• Nov 29th 2008, 01:39 AM
someone21
Quote:

What exactly are you doing? Do you get 0.0013248 from the binomial distribution and 0.0008849 using the normal approximation?

This is my way tell me what is wrong

P(9.5<X<10.5)=P(Z=9.5-25(0.3)/25(0.3)(0.7)SR<X<10.5-7.5/25(0.3)(0.7)SR)

=P(0.87<X<1.31)
=0.0971 but the answer is 0.096

The Poisson distribution is used to find the probability of numbers of rare events in a set interval. This question requires the binomial distribution, as whether each of the 25 computer users chooses brand A can be considered a Bernoulli distribution and the sum of Bernoulli distributions is binomial.

Sorry, forgot about this one. I would suggest using X as the number of wins and Y as the number of losses. Then X has a binomial distribution with parameters (30,2/6) and Y has a binomial distribution with parameters (30-X,3/4). From this you can determine the joint pmf and then figure out how likely it is that Y>X.

Sorry I don't know understand it

• Nov 30th 2008, 03:10 PM
Quote:

P(9.5<X<10.5)=P(Z=9.5-25(0.3)/25(0.3)(0.7)SR<X<10.5-7.5/25(0.3)(0.7)SR)
This indeed is the correct formula, although it is usually written
$P(9.5$

I don't know why you are getting 0.0971 with this.
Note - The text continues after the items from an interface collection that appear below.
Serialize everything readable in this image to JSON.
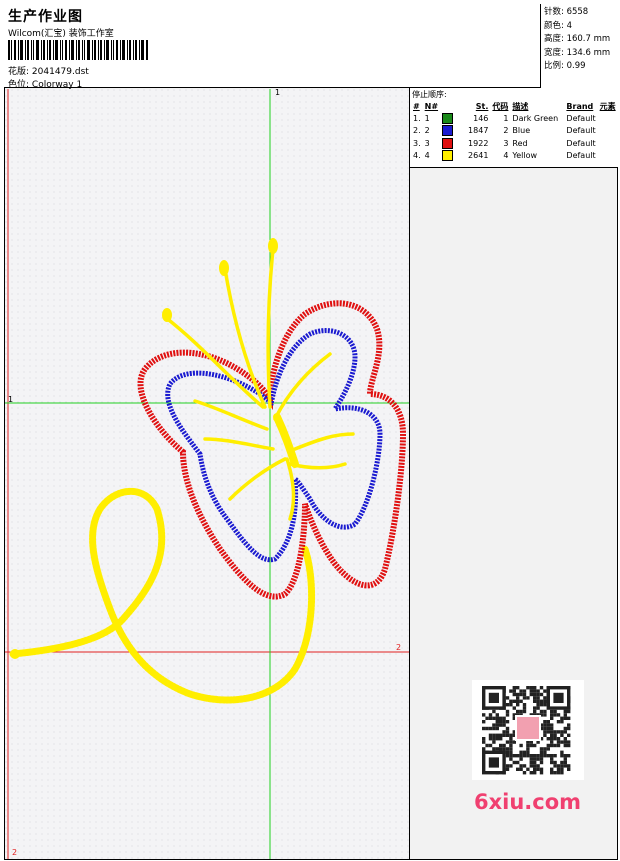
{
  "header": {
    "title": "生产作业图",
    "company": "Wilcom(汇宝) 装饰工作室",
    "design_label": "花版:",
    "design_value": "2041479.dst",
    "colorway_label": "色位:",
    "colorway_value": "Colorway 1"
  },
  "stats": {
    "stitches_label": "针数:",
    "stitches_value": "6558",
    "colors_label": "颜色:",
    "colors_value": "4",
    "height_label": "高度:",
    "height_value": "160.7 mm",
    "width_label": "宽度:",
    "width_value": "134.6 mm",
    "scale_label": "比例:",
    "scale_value": "0.99"
  },
  "stop_order": {
    "title": "停止顺序:",
    "columns": [
      "#",
      "N#",
      "St.",
      "代码",
      "描述",
      "Brand",
      "元素"
    ],
    "rows": [
      {
        "num": "1.",
        "n": "1",
        "color": "#1a8a1a",
        "st": "146",
        "code": "1",
        "desc": "Dark Green",
        "brand": "Default"
      },
      {
        "num": "2.",
        "n": "2",
        "color": "#1a1ad0",
        "st": "1847",
        "code": "2",
        "desc": "Blue",
        "brand": "Default"
      },
      {
        "num": "3.",
        "n": "3",
        "color": "#e01010",
        "st": "1922",
        "code": "3",
        "desc": "Red",
        "brand": "Default"
      },
      {
        "num": "4.",
        "n": "4",
        "color": "#ffee00",
        "st": "2641",
        "code": "4",
        "desc": "Yellow",
        "brand": "Default"
      }
    ]
  },
  "axes": {
    "top_marker": "1",
    "left_marker": "1",
    "right_marker": "2",
    "bottom_marker": "2"
  },
  "watermark": {
    "text": "6xiu.com",
    "seal_text": "刺绣图稿"
  }
}
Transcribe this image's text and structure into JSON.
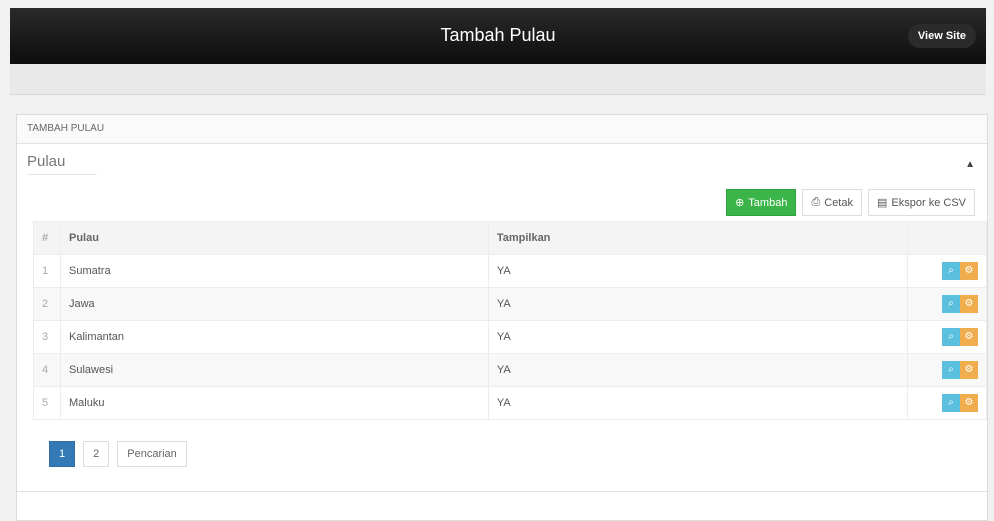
{
  "header": {
    "title": "Tambah Pulau",
    "view_site_label": "View Site"
  },
  "panel": {
    "header_label": "TAMBAH PULAU",
    "section_title": "Pulau",
    "collapse_icon": "chevron-up-icon"
  },
  "toolbar": {
    "tambah_label": "Tambah",
    "cetak_label": "Cetak",
    "export_label": "Ekspor ke CSV"
  },
  "table": {
    "headers": [
      "#",
      "Pulau",
      "Tampilkan",
      ""
    ],
    "rows": [
      {
        "no": "1",
        "pulau": "Sumatra",
        "tampilkan": "YA"
      },
      {
        "no": "2",
        "pulau": "Jawa",
        "tampilkan": "YA"
      },
      {
        "no": "3",
        "pulau": "Kalimantan",
        "tampilkan": "YA"
      },
      {
        "no": "4",
        "pulau": "Sulawesi",
        "tampilkan": "YA"
      },
      {
        "no": "5",
        "pulau": "Maluku",
        "tampilkan": "YA"
      }
    ]
  },
  "pagination": {
    "pages": [
      "1",
      "2"
    ],
    "search_label": "Pencarian"
  },
  "colors": {
    "header_bg": "#111111",
    "add_button": "#3bb449",
    "view_button": "#5bc0de",
    "edit_button": "#f0ad4e",
    "active_page": "#337ab7"
  }
}
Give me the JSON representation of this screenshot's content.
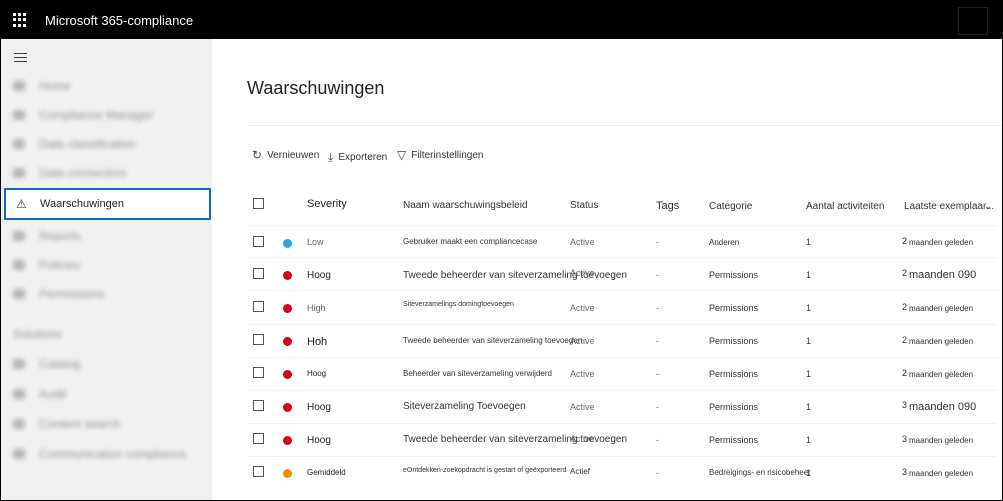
{
  "app": {
    "title": "Microsoft 365-compliance"
  },
  "nav": {
    "blurred_items": [
      "Home",
      "Compliance Manager",
      "Data classification",
      "Data connectors",
      "",
      "Reports",
      "Policies",
      "Permissions",
      "",
      "Catalog",
      "Audit",
      "Content search",
      "Communication compliance"
    ],
    "section_label": "Solutions",
    "active_item": "Waarschuwingen"
  },
  "page": {
    "title": "Waarschuwingen"
  },
  "toolbar": {
    "refresh": "Vernieuwen",
    "export": "Exporteren",
    "filter": "Filterinstellingen"
  },
  "table": {
    "headers": {
      "severity": "Severity",
      "policy": "Naam waarschuwingsbeleid",
      "status": "Status",
      "tags": "Tags",
      "category": "Categorie",
      "activities": "Aantal activiteiten",
      "last": "Laatste exemplaar..."
    },
    "rows": [
      {
        "severity": "Low",
        "color": "#29a8e0",
        "policy": "Gebruiker maakt een compliancecase",
        "status": "Active",
        "tags": "-",
        "category": "Anderen",
        "activities": "1",
        "last_num": "2",
        "last_text": "maanden geleden"
      },
      {
        "severity": "Hoog",
        "color": "#d6001c",
        "policy": "Tweede beheerder van siteverzameling toevoegen",
        "status": "Active",
        "tags": "-",
        "category": "Permissions",
        "activities": "1",
        "last_num": "2",
        "last_text": "maanden 090"
      },
      {
        "severity": "High",
        "color": "#d6001c",
        "policy": "Siteverzamelings domingtoevoegen",
        "status": "Active",
        "tags": "-",
        "category": "Permissions",
        "activities": "1",
        "last_num": "2",
        "last_text": "maanden geleden"
      },
      {
        "severity": "Hoh",
        "color": "#d6001c",
        "policy": "Tweede beheerder van siteverzameling toevoegen",
        "status": "Active",
        "tags": "-",
        "category": "Permissions",
        "activities": "1",
        "last_num": "2",
        "last_text": "maanden geleden"
      },
      {
        "severity": "Hoog",
        "color": "#d6001c",
        "policy": "Beheerder van siteverzameling verwijderd",
        "status": "Active",
        "tags": "-",
        "category": "Permissions",
        "activities": "1",
        "last_num": "2",
        "last_text": "maanden geleden"
      },
      {
        "severity": "Hoog",
        "color": "#d6001c",
        "policy": "Siteverzameling Toevoegen",
        "status": "Active",
        "tags": "-",
        "category": "Permissions",
        "activities": "1",
        "last_num": "3",
        "last_text": "maanden 090"
      },
      {
        "severity": "Hoog",
        "color": "#d6001c",
        "policy": "Tweede beheerder van siteverzameling toevoegen",
        "status": "Active",
        "tags": "-",
        "category": "Permissions",
        "activities": "1",
        "last_num": "3",
        "last_text": "maanden geleden"
      },
      {
        "severity": "Gemiddeld",
        "color": "#f28c00",
        "policy": "eOntdekken-zoekopdracht is gestart of geëxporteerd",
        "status": "Actief",
        "tags": "-",
        "category": "Bedreigings- en risicobeheer",
        "activities": "1",
        "last_num": "3",
        "last_text": "maanden geleden"
      }
    ]
  }
}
When I enter it on my computer I get 0.09615141.

0.096 is indeed the correct answer. Sorry about giving incorrect ones before; I was using p=0.7 instead of 0.3.

Quote:

I would suggest using X as the number of wins and Y as the number of losses. Then X has a binomial distribution with parameters (30,2/6) and Y has a binomial distribution with parameters (30-X,3/4). From this you can determine the joint pmf and then figure out how likely it is that Y>X.
Remember the formula $P(X=x\cap Y=y) = P(Y=y|X=x)P(X=x)$
• Dec 2nd 2008, 05:08 AM
someone21
Quote:

This indeed is the correct formula, although it is usually written
$P(9.5$

I don't know why you are getting 0.0971 with this. When I enter it on my computer I get 0.09615141.

0.096 is indeed the correct answer. Sorry about giving incorrect ones before; I was using p=0.7 instead of 0.3.

I did was then 0.87<Z<1.31

And what i get is 0.0971 (or maybe all this because i have a paper table which is only 2 dp for Z)

Remember the formula $P(X=x\cap Y=y) = P(Y=y|X=x)P(X=x)$

I think I need to use normal approximation so then.......

Sorry for asking so many questions btw